Sermons from August 2017
It is a courageous act of civil disobedience that helps change the tide of history. They are the first two links in a chain of many people who will eventually be lead out of slavery and oppression in Egypt by Moses. Liberation starts here, with two women willing to say “no” to an act of cruelty and injustice.

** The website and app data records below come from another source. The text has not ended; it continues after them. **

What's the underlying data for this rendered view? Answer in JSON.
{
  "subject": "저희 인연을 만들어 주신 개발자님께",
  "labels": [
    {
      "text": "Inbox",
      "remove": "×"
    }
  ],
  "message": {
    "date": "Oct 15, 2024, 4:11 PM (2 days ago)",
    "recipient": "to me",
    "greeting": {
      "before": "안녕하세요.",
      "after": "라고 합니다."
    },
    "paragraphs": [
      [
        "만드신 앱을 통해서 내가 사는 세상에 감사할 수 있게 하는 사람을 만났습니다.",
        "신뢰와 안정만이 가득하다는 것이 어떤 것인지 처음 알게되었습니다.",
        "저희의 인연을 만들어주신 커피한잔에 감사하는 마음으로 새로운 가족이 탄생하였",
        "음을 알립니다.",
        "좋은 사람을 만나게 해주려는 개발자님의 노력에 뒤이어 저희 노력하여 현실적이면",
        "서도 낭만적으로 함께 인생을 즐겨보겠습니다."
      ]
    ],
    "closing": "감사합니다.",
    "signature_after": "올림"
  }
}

So, the first challenging question is: does God see the emptiness or negative space in our souls and yearn for us to become more? or birth more of God’s goodness in our lives? The answer to that question for each one of us is “absolutely yes”. The second challenging question is: rather than seeing the emptiness or incompleteness that we need to fill, does God see the negative space, wishing that we have it all? Does the generous and abundant God want to give us more? The answer to that question is undoubtedly “yes”, but the question to ourselves is “Can we receive that?” Can we take it all from God? For that will involve opening ourselves, creating a space for vulnerability, for change, for radical reorientation of our lives, to letting grace cling to and release pain, to finding ourselves worthy of God’s love. Each challenge is right and hard, whether it is allowing ourselves to be transformed to become all that God desires of us, or whether it is allowing ourselves to be transformed to receive the fullness of God’s love. Negative space has power, but God’s love has greater power. Let us allow that, God’s love, to be what drives our lives. Amen.
The lesson we learn from these phenomena is a vital one. We mustn’t try to hold on to these mountaintop experiences. Whenever we see glimpses of the kingdom of God and reach these mountaintops we must let them shape us, our actions, our faith. How was Peter different as he journeyed down that treacherous trail? By letting our intimate encounters with God shape us, however brief or fleeting they may be, we afford ourselves the opportunity to live as servants of the Lord. The transfiguration allowed Peter and the others an understanding of the future of Christ– no not just his suffering, rejection, death, and resurrection, but this our worship and modelling of the values he so tried to teach. My parish family, this the future of Christ!